Jeremy: I’ve thoroughly enjoyed the ride so far because the work I do is close to my heart and aligns with my values, allowing me to help clients at critical moments in their life journey. I was working with a mother who was prone to using excessive physical punishment with her teenage sons due to her desperation to manage their misbehaviours. I focused on equipping her with emotion regulation skills and alternative parenting strategies, but was met with limited progress and low motivation for change. However, her worsening health condition led her to realise that she may have limited time to spend with the boys, and that became her impetus for change.

Dylan: I had the opportunity to undergo a three-week internship at a Day Rehabilitation Centre for the elderly as a therapist assistant. I worked with elderly patients who were recovering from stroke and learnt from an experienced therapist. It was a fulfilling experience as it allowed me to better appreciate the concepts taught during my studies in university.

What do you like most about working in social service?

Jeremy: The privilege of being allowed by families I work with to enter into the most intimate aspects of their lives – to hear their stories, be part of their journey, and witness their struggles and victories.

Dylan: The powerful sense of camaraderie. As a Physiotherapist in the adult and elderly services, I work with professionals from different disciplines to instil purposeful changes and empower lives. The strong comradeship creates greater collaboration to help our clients overcome daily challenges.

The privilege of being allowed by families I work with to enter into the most intimate aspects of their lives – to hear their stories, be part of their journey, and witness their struggles... Jeremy

Why did you choose to take up the Social Service Scholarship?

Jeremy: To receive financial support to pursue an area of study that I’m interested in, and then to be able to use that knowledge to serve people and communities that I feel strongly for – it was a natural choice.

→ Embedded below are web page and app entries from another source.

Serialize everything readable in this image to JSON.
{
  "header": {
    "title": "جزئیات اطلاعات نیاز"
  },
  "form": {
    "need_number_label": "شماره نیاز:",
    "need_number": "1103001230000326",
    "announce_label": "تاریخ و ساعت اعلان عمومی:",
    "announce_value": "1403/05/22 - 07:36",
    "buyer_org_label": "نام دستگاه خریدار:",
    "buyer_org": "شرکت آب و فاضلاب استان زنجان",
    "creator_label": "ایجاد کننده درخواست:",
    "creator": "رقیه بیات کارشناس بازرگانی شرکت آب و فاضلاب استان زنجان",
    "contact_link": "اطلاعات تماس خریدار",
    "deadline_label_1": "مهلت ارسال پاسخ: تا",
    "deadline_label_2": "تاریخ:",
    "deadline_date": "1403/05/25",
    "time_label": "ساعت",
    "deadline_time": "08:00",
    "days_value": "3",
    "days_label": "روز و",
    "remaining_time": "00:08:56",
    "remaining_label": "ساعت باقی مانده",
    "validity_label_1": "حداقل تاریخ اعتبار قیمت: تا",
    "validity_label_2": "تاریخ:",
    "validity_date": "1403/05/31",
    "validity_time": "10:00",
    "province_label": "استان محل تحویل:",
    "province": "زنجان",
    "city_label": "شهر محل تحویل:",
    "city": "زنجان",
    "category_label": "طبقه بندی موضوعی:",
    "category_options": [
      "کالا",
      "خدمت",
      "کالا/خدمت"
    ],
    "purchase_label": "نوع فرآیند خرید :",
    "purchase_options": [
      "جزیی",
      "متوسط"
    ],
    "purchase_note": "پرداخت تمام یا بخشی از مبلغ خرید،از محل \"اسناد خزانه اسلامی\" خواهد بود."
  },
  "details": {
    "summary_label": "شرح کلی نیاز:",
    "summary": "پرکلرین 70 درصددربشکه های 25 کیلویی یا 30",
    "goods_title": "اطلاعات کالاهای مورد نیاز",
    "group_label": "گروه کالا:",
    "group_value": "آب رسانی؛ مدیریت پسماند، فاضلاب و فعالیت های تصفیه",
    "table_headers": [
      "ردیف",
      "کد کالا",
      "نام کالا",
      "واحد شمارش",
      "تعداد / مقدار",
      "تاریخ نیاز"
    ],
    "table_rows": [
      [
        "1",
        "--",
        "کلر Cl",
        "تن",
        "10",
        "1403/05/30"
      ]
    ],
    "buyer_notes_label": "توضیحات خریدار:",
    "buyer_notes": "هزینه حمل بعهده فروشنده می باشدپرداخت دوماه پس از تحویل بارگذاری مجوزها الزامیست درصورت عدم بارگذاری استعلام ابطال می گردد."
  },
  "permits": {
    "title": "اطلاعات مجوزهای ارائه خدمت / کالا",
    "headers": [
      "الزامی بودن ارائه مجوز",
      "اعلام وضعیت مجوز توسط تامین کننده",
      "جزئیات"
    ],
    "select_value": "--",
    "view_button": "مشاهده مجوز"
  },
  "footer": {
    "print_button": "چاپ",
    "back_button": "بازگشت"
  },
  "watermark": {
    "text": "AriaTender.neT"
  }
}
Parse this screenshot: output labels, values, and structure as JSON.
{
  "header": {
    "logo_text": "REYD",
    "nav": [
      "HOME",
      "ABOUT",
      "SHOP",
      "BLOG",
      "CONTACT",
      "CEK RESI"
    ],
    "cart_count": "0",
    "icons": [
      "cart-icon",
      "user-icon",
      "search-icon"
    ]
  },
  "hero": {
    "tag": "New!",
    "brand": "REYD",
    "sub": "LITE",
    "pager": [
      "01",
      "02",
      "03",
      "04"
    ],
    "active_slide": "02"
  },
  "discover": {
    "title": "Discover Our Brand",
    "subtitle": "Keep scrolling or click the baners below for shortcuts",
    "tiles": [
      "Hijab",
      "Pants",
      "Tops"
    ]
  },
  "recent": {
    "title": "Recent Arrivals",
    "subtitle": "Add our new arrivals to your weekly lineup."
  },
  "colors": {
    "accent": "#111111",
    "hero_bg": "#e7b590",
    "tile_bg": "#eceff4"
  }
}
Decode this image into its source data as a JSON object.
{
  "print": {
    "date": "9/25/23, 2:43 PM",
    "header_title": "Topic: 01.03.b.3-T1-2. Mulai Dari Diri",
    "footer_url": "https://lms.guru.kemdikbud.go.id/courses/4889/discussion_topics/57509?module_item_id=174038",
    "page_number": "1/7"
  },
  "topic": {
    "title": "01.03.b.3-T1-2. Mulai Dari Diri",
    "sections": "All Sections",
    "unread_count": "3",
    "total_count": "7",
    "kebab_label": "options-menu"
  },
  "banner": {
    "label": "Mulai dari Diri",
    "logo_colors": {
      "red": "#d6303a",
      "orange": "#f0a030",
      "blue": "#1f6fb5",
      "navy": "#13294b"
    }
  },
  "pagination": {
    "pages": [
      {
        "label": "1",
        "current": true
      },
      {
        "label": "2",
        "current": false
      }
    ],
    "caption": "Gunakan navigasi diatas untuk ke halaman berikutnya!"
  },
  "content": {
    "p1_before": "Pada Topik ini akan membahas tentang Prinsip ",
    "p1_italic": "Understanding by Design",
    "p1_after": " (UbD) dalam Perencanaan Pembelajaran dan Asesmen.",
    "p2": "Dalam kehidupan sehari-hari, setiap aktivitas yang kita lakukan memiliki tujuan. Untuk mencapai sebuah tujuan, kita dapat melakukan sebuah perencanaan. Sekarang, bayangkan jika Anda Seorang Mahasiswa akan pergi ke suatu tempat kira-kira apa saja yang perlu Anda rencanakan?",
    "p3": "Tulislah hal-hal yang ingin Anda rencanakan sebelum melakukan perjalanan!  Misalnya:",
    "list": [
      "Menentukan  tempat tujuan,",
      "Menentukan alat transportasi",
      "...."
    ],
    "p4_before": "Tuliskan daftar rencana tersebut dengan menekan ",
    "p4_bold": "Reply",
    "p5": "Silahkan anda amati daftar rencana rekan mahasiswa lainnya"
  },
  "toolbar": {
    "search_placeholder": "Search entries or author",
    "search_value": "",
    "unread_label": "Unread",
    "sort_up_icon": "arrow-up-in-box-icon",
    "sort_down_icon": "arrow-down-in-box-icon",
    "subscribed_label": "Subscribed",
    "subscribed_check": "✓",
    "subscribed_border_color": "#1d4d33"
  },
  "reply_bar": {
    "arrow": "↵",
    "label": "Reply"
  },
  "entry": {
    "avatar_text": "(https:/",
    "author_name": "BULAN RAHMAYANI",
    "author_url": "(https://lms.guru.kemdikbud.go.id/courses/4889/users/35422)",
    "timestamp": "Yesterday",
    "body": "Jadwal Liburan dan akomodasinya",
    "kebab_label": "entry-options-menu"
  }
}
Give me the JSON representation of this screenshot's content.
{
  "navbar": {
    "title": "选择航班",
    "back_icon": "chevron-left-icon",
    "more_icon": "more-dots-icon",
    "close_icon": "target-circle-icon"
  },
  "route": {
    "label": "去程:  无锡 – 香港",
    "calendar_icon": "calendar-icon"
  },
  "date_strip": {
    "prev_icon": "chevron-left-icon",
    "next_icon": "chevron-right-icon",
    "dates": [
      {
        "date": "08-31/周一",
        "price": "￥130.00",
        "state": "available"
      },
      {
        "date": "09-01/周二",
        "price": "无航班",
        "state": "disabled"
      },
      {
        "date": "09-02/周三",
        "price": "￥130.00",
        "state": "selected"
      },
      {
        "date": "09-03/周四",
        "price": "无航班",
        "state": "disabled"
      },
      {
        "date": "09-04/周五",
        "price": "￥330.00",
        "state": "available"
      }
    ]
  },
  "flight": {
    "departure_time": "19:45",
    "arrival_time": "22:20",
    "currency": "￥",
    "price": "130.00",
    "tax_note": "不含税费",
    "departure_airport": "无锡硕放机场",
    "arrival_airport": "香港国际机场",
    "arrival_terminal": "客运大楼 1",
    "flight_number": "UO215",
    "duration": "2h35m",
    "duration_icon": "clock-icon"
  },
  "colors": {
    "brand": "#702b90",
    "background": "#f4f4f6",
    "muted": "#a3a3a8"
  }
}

Dylan: The overseas exchange programme allowed me to broaden my perspective on delivering healthcare services. Locally, there are also plenty of internship opportunities to help consolidate theoretical knowledge and gain practical experience.

What advice would you give to those who are considering the Social Service Scholarship?

Jeremy: If you have a heart for social service, just go for it. You will have opportunities to participate in training and programmes that not only further your professional development, but also help you to take on a more macro view and be sensitive to trends, gaps, and areas for progress.

Dylan: Get involved with the community and volunteer your time at different social service agencies. In this way, you will be able to gain first-hand experience working in the sector and learn valuable insights through interaction with the professionals. I would also encourage you to go for internships so you can gain a better understanding of the work social service professionals do.

We are professionals, proudly empowering Singapore’s people and society to grow.

Discover how our social service professionals help drive positive change and career opportunities in social service at